Finally, petitioner procedurally defaulted any claim based on the putative sentencing error by raising it for the first time in his petition for rehearing before the court of appeals. According to that court, "an issue is waived unless a party raises it in its opening brief." Tse v. Ventana Med. Sys., Inc., 297 F.3d 210, 225 n.6 (3d Cir. 2002) (quoting Reform Party v. Allegheny County Dep't of Elections, 174 F.3d 305, 316 n.11 (3d Cir. 1999)). The court of appeals has been clear that raising an issue for the first time in a petition for rehearing en banc fails to preserve the issue for subsequent review. United States v. Cross, 308 F.3d 308, 314 (3d Cir. 2002). Just as this Court may apply its own prudential doctrines to decline to consider an untimely claim, Pasquantino v. United States, 544 U.S. 349, 372 n.14 (2005), so too may a court of appeals apply its own prudential doctrines to fore close consideration of an untimely claim.

 

CONCLUSION

The petition for a writ of certiorari should be denied.

Respectfully submitted.

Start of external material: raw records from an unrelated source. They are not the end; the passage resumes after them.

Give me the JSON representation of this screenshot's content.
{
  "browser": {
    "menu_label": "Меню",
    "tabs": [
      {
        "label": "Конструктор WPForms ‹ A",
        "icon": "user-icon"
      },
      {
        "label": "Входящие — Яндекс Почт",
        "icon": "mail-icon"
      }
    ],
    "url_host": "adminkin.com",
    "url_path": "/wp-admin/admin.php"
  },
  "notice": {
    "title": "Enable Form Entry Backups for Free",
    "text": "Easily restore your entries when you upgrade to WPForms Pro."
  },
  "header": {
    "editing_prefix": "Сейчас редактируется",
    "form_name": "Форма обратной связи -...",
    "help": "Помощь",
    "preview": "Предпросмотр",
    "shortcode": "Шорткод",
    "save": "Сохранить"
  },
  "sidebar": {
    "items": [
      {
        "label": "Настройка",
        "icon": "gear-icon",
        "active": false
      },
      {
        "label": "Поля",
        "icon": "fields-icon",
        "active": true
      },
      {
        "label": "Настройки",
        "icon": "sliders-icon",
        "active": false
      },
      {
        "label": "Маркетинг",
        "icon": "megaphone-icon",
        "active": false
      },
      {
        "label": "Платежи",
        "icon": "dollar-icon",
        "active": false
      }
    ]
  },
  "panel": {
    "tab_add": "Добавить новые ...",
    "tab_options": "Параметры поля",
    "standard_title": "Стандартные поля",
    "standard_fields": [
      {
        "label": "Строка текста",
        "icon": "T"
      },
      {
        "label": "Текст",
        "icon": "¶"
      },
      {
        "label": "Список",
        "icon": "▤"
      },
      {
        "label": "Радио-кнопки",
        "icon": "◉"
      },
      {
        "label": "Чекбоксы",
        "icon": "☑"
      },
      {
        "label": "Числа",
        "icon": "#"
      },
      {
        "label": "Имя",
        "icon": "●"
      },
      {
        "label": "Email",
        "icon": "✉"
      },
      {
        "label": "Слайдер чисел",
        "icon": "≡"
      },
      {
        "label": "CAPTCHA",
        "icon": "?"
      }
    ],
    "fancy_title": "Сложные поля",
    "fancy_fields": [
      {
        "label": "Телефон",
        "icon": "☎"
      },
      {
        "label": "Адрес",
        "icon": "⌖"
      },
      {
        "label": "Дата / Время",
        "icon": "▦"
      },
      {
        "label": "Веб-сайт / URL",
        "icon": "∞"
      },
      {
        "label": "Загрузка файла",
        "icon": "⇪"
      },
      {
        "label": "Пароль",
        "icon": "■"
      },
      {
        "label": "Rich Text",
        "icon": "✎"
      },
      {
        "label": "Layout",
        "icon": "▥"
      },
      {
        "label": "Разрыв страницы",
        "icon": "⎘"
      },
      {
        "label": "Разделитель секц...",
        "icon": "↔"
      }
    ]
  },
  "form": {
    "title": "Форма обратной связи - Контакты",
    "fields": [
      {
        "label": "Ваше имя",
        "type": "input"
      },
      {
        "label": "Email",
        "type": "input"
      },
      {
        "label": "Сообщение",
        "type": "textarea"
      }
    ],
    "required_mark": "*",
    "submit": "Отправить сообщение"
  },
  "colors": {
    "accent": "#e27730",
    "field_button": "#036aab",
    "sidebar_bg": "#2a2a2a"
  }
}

ELENA KAGAN
Solicitor General
JOHN DICICCO
Acting Assistant Attorney
General
ALAN HECHTKOPF
JOHN HINTON, III
Attorneys

AUGUST 2009

1 Petitioner's alternate assertion (Pet. 24) that a sentencing court may not consider acquitted conduct unless such conduct is proved by a "'clear and convincing' standard" is thus squarely inconsistent with Watts, and petitioner does not cite any decision of a court of appeals adopting such a standard.

2 See United States v. Perry, 560 F.3d 246, 258-259 (4th Cir.), peti tion for cert. pending, No. 08-11019 (filed June 19, 2009); United States v. White, 551 F.3d 381, 386 (6th Cir. 2008) (en banc), cert. denied 129 S. Ct. 2071 (2009); United States v. Settles, 530 F.3d 920, 923-924 (D.C. Cir. 2008), cert. denied, 129 S. Ct. 999 (2009); United States v. Todd, 515 F.3d 1128, 1137-1138 (10th Cir. 2008); United States v. Jimenez, 513 F.3d 62, 88 (3d Cir.), cert. denied, 128 S. Ct. 2460 (2008); United States v. Hurn, 496 F.3d 784, 788 (7th Cir. 2007), cert. denied, 128 S. Ct. 1737 (2008); United States v. Fazio, 487 F.3d 646, 659-660 (8th Cir.), cert. denied, 128 S. Ct. 523 (2007); United States v. Mercado, 474 F.3d 654, 656-658 (9th Cir. 2007), cert. denied, 128 S. Ct. 1736 (2008); United States v. Gobbi, 471 F.3d 302, 314 (1st Cir. 2006); United States v. Farias, 469 F.3d 393, 399 & n.17 (5th Cir. 2006), cert. denied, 549 U.S. 1272 (2007); United States v. Faust, 456 F.3d 1342, 1347-1348 (11th Cir.), cert. denied, 549 U.S. 1046 (2006); United States v. Vaughn, 430 F.3d 518, 525-527 (2d Cir. 2005), cert. denied, 547 U.S. 1060 (2006).